Much of the novel revolves around Tomura’s misgivings as to his own abilities and conversations with his colleagues debating the role of a piano tuner. This is not a book filled with dramatic plot twists. Welcome diversions from Tomura’s self-doubt, which can seem rather tortured after a while, come from the other piano tuners he works with, whose back stories we learn, and his friendship with twins Kazune and Yuni. These two gifted piano players and their different styles of performing are pivotal in helping Tomura find his own approach to piano tuning.

I admit I got a bit tired of the use of the forest as metaphor, but Miyashita’s descriptions of Tomura’s growing awareness of the beauty around him were lovely. When he has a free moment, Tomura opens the lid of the piano and gazes inside at the 88 piano keys and the strings attached to each one. The strings stretched out straight and the hammers lying ready to strike look like an orderly forest to him. He sees beauty here, something that had just been an intellectual concept to him before.

His eyes and ears were first opened by the piano, but now that his senses have been awakened, he dips back into his memory for more beauty:

For example, the milk tea his grandmother would make when he was home. Adding milk to the small saucepan in which she steeped the tea turned it the color of a muddy river after heavy rains. He could almost imagine fish lying hidden at the bottom of the pan in his hot tea. He would gaze, mesmerized, at the liquid swirling into his cup. Yes, that was beauty.

When Tomura goes home after his grandmother dies, he walks in the forest. He hears spruce needles falling to the ground, a sound with no corollary on the musical scale. And then it all came together:

I knew it all along! I get it. I felt like yelling out loud. I recognized that sound the spruce makes. Is that why [the sound of the piano] made me nostalgic? Is that why it drew me in? I had known the archetypal sound of the piano all along. The first instrument probably originated in the forest.

However, there were times when Tomura’s world was so far from the banal everyday tasks of washing clothes and cooking meals that it seemed too rarefied. This was exacerbated when, on the day I had set aside a few hours to write about this book, my refrigerator’s control panel gave out and the washing machine began leaking water onto the floor. As I cleared out the refrigerator and mopped up stagnant water, I have to admit that Tomura’s single-minded pursuit of the perfect pitch almost irritated me.

However, reading the comments on bookmeter, a Japanese site where readers record the books they’ve read and post comments and reviews (http://bookmeter.com/b/4163902945), I was struck by how many readers loved this book precisely because it took them away from their workday and daily stress.

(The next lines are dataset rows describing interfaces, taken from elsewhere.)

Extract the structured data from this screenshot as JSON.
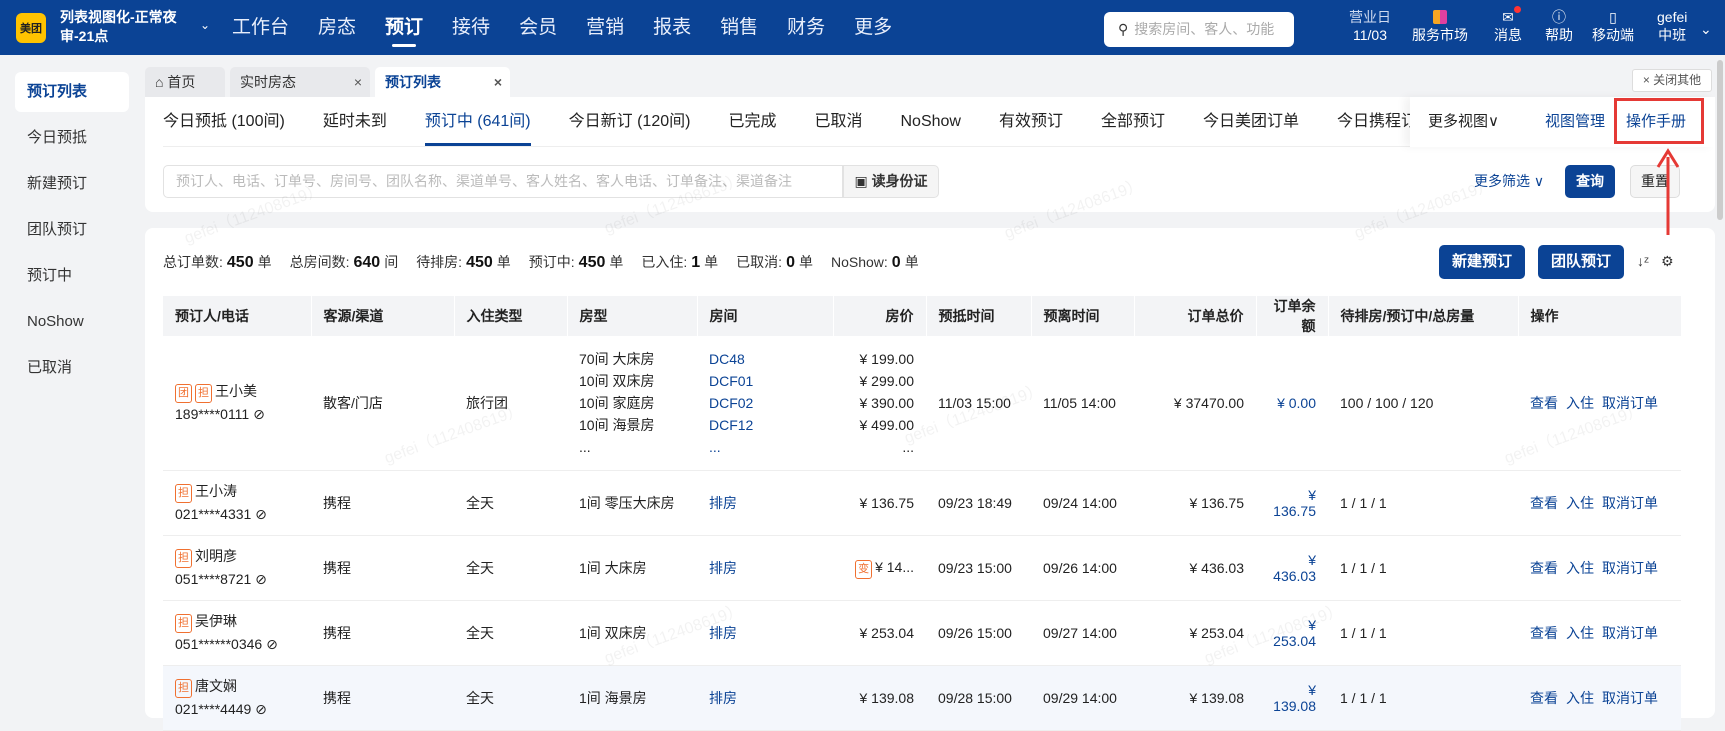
{
  "nav": {
    "logo": "美团",
    "hotel": "列表视图化-正常夜审-21点",
    "items": [
      "工作台",
      "房态",
      "预订",
      "接待",
      "会员",
      "营销",
      "报表",
      "销售",
      "财务",
      "更多"
    ],
    "active": "预订",
    "search_placeholder": "搜索房间、客人、功能",
    "biz_day_label": "营业日",
    "biz_day": "11/03",
    "market": "服务市场",
    "messages": "消息",
    "help": "帮助",
    "mobile": "移动端",
    "user": "gefei",
    "shift": "中班"
  },
  "sidebar": {
    "items": [
      "预订列表",
      "今日预抵",
      "新建预订",
      "团队预订",
      "预订中",
      "NoShow",
      "已取消"
    ]
  },
  "tabs": [
    {
      "label": "首页"
    },
    {
      "label": "实时房态"
    },
    {
      "label": "预订列表"
    }
  ],
  "close_others": "× 关闭其他",
  "view_tabs": [
    "今日预抵 (100间)",
    "延时未到",
    "预订中 (641间)",
    "今日新订 (120间)",
    "已完成",
    "已取消",
    "NoShow",
    "有效预订",
    "全部预订",
    "今日美团订单",
    "今日携程订单"
  ],
  "more_views": "更多视图∨",
  "view_manage": "视图管理",
  "manual": "操作手册",
  "search": {
    "placeholder": "预订人、电话、订单号、房间号、团队名称、渠道单号、客人姓名、客人电话、订单备注、渠道备注",
    "read_id": "读身份证",
    "more_filter": "更多筛选 ∨",
    "query": "查询",
    "reset": "重置"
  },
  "stats": [
    {
      "label": "总订单数:",
      "value": "450",
      "unit": "单"
    },
    {
      "label": "总房间数:",
      "value": "640",
      "unit": "间"
    },
    {
      "label": "待排房:",
      "value": "450",
      "unit": "单"
    },
    {
      "label": "预订中:",
      "value": "450",
      "unit": "单"
    },
    {
      "label": "已入住:",
      "value": "1",
      "unit": "单"
    },
    {
      "label": "已取消:",
      "value": "0",
      "unit": "单"
    },
    {
      "label": "NoShow:",
      "value": "0",
      "unit": "单"
    }
  ],
  "buttons": {
    "new": "新建预订",
    "group": "团队预订"
  },
  "columns": [
    "预订人/电话",
    "客源/渠道",
    "入住类型",
    "房型",
    "房间",
    "房价",
    "预抵时间",
    "预离时间",
    "订单总价",
    "订单余额",
    "待排房/预订中/总房量",
    "操作"
  ],
  "rows": [
    {
      "tags": [
        "团",
        "担"
      ],
      "name": "王小美",
      "phone": "189****0111",
      "channel": "散客/门店",
      "type": "旅行团",
      "rooms": [
        "70间 大床房",
        "10间 双床房",
        "10间 家庭房",
        "10间 海景房",
        "..."
      ],
      "room_nos": [
        "DC48",
        "DCF01",
        "DCF02",
        "DCF12",
        "..."
      ],
      "prices": [
        "¥ 199.00",
        "¥ 299.00",
        "¥ 390.00",
        "¥ 499.00",
        "..."
      ],
      "arrive": "11/03 15:00",
      "depart": "11/05 14:00",
      "total": "¥ 37470.00",
      "balance": "¥ 0.00",
      "counts": "100 / 100 / 120"
    },
    {
      "tags": [
        "担"
      ],
      "name": "王小涛",
      "phone": "021****4331",
      "channel": "携程",
      "type": "全天",
      "rooms": [
        "1间 零压大床房"
      ],
      "room_nos": [
        "排房"
      ],
      "prices": [
        "¥ 136.75"
      ],
      "arrive": "09/23 18:49",
      "depart": "09/24 14:00",
      "total": "¥ 136.75",
      "balance": "¥ 136.75",
      "counts": "1 / 1 / 1"
    },
    {
      "tags": [
        "担"
      ],
      "name": "刘明彦",
      "phone": "051****8721",
      "channel": "携程",
      "type": "全天",
      "rooms": [
        "1间 大床房"
      ],
      "room_nos": [
        "排房"
      ],
      "price_tag": "变",
      "prices": [
        "¥ 14..."
      ],
      "arrive": "09/23 15:00",
      "depart": "09/26 14:00",
      "total": "¥ 436.03",
      "balance": "¥ 436.03",
      "counts": "1 / 1 / 1"
    },
    {
      "tags": [
        "担"
      ],
      "name": "吴伊琳",
      "phone": "051******0346",
      "channel": "携程",
      "type": "全天",
      "rooms": [
        "1间 双床房"
      ],
      "room_nos": [
        "排房"
      ],
      "prices": [
        "¥ 253.04"
      ],
      "arrive": "09/26 15:00",
      "depart": "09/27 14:00",
      "total": "¥ 253.04",
      "balance": "¥ 253.04",
      "counts": "1 / 1 / 1"
    },
    {
      "tags": [
        "担"
      ],
      "name": "唐文娴",
      "phone": "021****4449",
      "channel": "携程",
      "type": "全天",
      "rooms": [
        "1间 海景房"
      ],
      "room_nos": [
        "排房"
      ],
      "prices": [
        "¥ 139.08"
      ],
      "arrive": "09/28 15:00",
      "depart": "09/29 14:00",
      "total": "¥ 139.08",
      "balance": "¥ 139.08",
      "counts": "1 / 1 / 1"
    }
  ],
  "actions": [
    "查看",
    "入住",
    "取消订单"
  ],
  "watermark": "gefei（112408619）",
  "colors": {
    "primary": "#0b4395",
    "tag": "#f07030",
    "annotation": "#e53935"
  }
}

There might be no mention of cooking meals, paying bills or washing up in A Forest of Sheep and Steel, but we can always turn to Haruki Murakami for such quotidian details (his descriptions of bread-making and pasta were a high point of A Wild Sheep Chase for me). Miyashita’s novel serves another purpose, perhaps as a reminder that a protective layer of abstract thought or an all-aborbing interest just might prevent us from allowing our minds to become numbed by banalities. Whether that means that we are puzzling over the geometry of fractals, going over the steps of a perfect judo throw, or marveling at the intricacy of Schubert’s quintets as we scrub dishes and sit in traffic, surely we need more of it as a refuge against the mundane. So here’s hoping that we can all be a little bit more like Tomura.

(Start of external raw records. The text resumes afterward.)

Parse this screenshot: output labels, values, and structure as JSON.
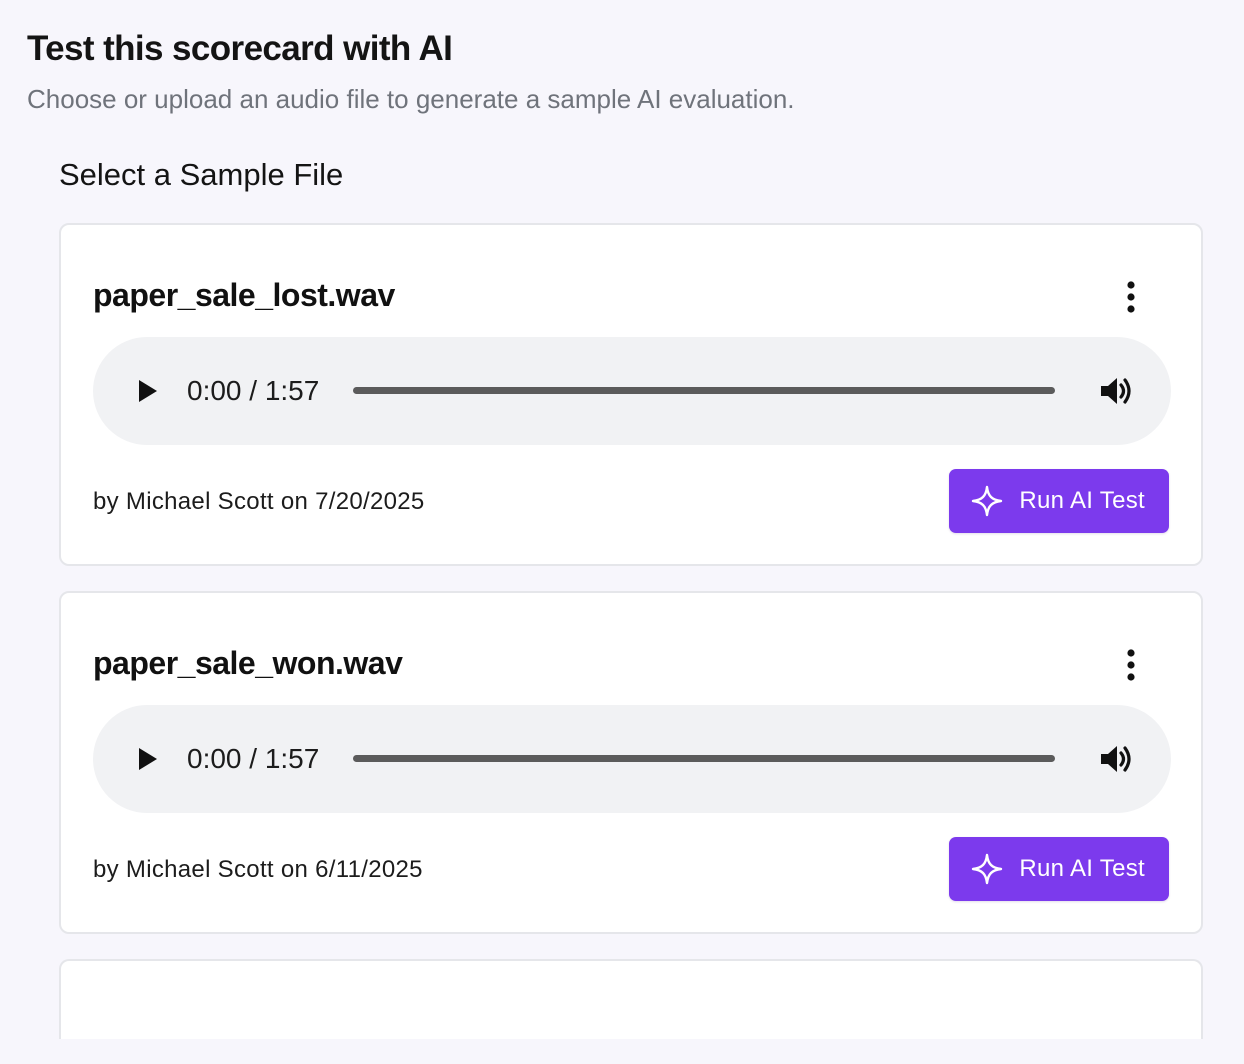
{
  "header": {
    "title": "Test this scorecard with AI",
    "subtitle": "Choose or upload an audio file to generate a sample AI evaluation."
  },
  "section": {
    "title": "Select a Sample File"
  },
  "colors": {
    "accent": "#7c3aed",
    "page_background": "#f7f6fc",
    "card_background": "#ffffff",
    "player_background": "#f1f2f4"
  },
  "icons": {
    "more": "vertical-ellipsis-icon",
    "play": "play-icon",
    "volume": "volume-icon",
    "run": "sparkle-icon"
  },
  "files": [
    {
      "name": "paper_sale_lost.wav",
      "player": {
        "time": "0:00 / 1:57",
        "progress": 0
      },
      "meta": "by Michael Scott on 7/20/2025",
      "run_label": "Run AI Test"
    },
    {
      "name": "paper_sale_won.wav",
      "player": {
        "time": "0:00 / 1:57",
        "progress": 0
      },
      "meta": "by Michael Scott on 6/11/2025",
      "run_label": "Run AI Test"
    }
  ]
}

*Although A Forest of Sheep and Steel has not been translated into English, The Piano Shop on the Left Bank: The Hidden World of a Paris Atelier by T.E. Carhart might be a good substitute. Here is a review by one of my favorite bloggers and also a standard newspaper review.